Geeks vs. Jocks: How Geeks are Winning the War of Public Opinion
Fifty-seven percent of Americans believe being called a geek is a compliment.
May 25, 2011 -- It is a rivalry that has stood the test of time, tortured many a high school souls and become an iconic battle in U.S. culture: jocks vs. geeks. Today, on International Geek Pride Day, a new survey reveals that geeks are winning the public opinion war.
Fifty-seven percent of Americans say being called a geek is a compliment and more Americans would prefer to be called a geek rather than a jock, according to a new survey by Modis.
"People have gone from the vision of the movies 'Revenge of the Nerds' and that was what geeks would be associated with being, to Bill Gates, Steve Jobs, considered pretty cool people," said Jack Cullen, president of Modis, a provider of information technology staffing. "I point a lot of it towards the coolness of Apple and what they've done to bring everybody into the forefront of the digital world."
The survey also reveals that Americans closely associate the word "geek" with positive attributes such as intelligence and an expertise in technology.
Despite the good will, however, there is a generational divide. Sixty-six percent of those 18 to 34 consider being identified as a "geek" a compliment, while only 39 percent of those 65 and older agree.
"The association was if you're technically savvy and you're really into technology you're tucked away in a corner somewhere and you're nerdy," Cullen said. "You got the pen protector, the white tape over your glasses and you're a social outcast. Now you're the coolest guy in the room."
The atmosphere for geeks in America is changing overall. The vast majority, 82 percent of people, believe it is more acceptable to be a geek today than it was 15 years ago.
But whatever you do, don't get geeks and nerds confused. The survey showed that people do not see the words synonymously. Self-identified geeks make up 17 percent of Americans and 87 percent of those who self-identified as a geek prefer the term over nerd.
"Being geek signifies intelligence and coolness," Cullen told ABC News. "In the old days it always stood for intelligence, but intelligence wasn't always that important and I think there's also a different level here of intelligence.
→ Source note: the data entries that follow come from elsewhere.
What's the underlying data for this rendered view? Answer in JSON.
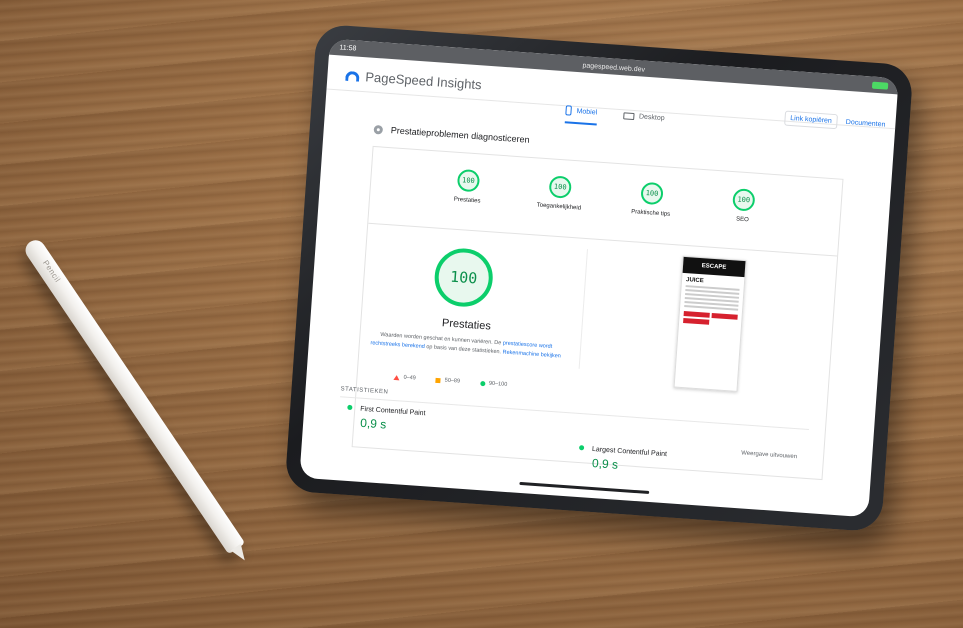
{
  "status": {
    "time": "11:58",
    "url": "pagespeed.web.dev"
  },
  "header": {
    "logo": "PageSpeed Insights",
    "link_button": "Link kopiëren",
    "docs": "Documenten"
  },
  "tabs": [
    {
      "label": "Mobiel"
    },
    {
      "label": "Desktop"
    }
  ],
  "diagnose": {
    "title": "Prestatieproblemen diagnosticeren"
  },
  "scores": [
    {
      "value": "100",
      "label": "Prestaties"
    },
    {
      "value": "100",
      "label": "Toegankelijkheid"
    },
    {
      "value": "100",
      "label": "Praktische tips"
    },
    {
      "value": "100",
      "label": "SEO"
    }
  ],
  "performance": {
    "score": "100",
    "title": "Prestaties",
    "desc_1": "Waarden worden geschat en kunnen variëren. De ",
    "desc_link_1": "prestatiescore wordt rechtstreeks berekend",
    "desc_2": " op basis van deze statistieken. ",
    "desc_link_2": "Rekenmachine bekijken",
    "legend": [
      "0–49",
      "50–89",
      "90–100"
    ]
  },
  "preview": {
    "brand": "ESCAPE",
    "heading": "JUICE",
    "buttons": 3
  },
  "stats": {
    "heading": "STATISTIEKEN",
    "expand": "Weergave uitvouwen",
    "fcp_label": "First Contentful Paint",
    "fcp_value": "0,9 s",
    "lcp_label": "Largest Contentful Paint",
    "lcp_value": "0,9 s"
  },
  "pencil": {
    "brand": "Pencil"
  },
  "colors": {
    "pass": "#0cce6b",
    "average": "#ffa400",
    "fail": "#ff4e42",
    "link": "#1a73e8"
  }
}
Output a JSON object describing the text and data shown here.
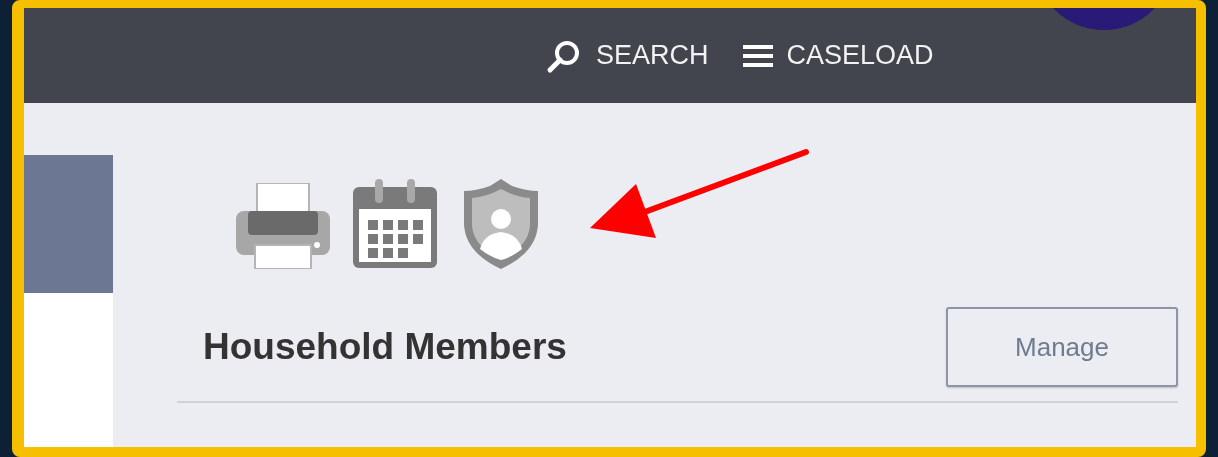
{
  "header": {
    "nav": [
      {
        "kind": "search",
        "label": "SEARCH"
      },
      {
        "kind": "menu",
        "label": "CASELOAD"
      }
    ]
  },
  "section": {
    "title": "Household Members",
    "button": "Manage"
  }
}
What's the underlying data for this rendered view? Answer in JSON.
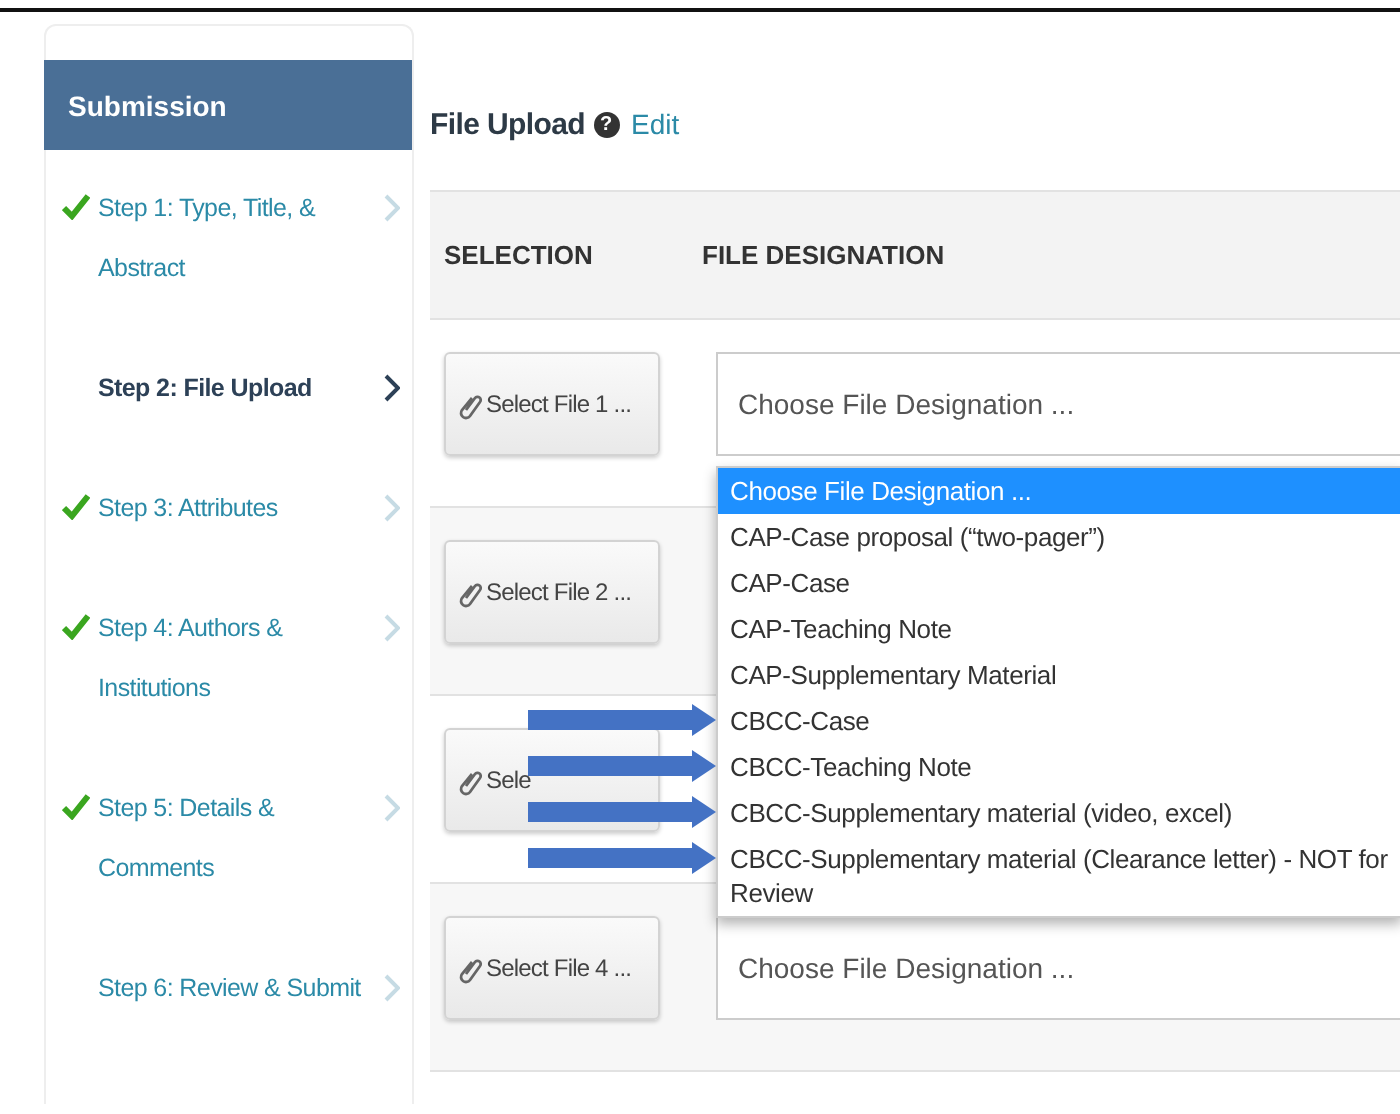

The expectation isn't that your this Mensa. The expectation is that you understand, embrace and use technology everyday.
Opinion Research Corp. surveyed 1,000 U.S. adults 18 and older May 4 to 8 on behalf of Modis.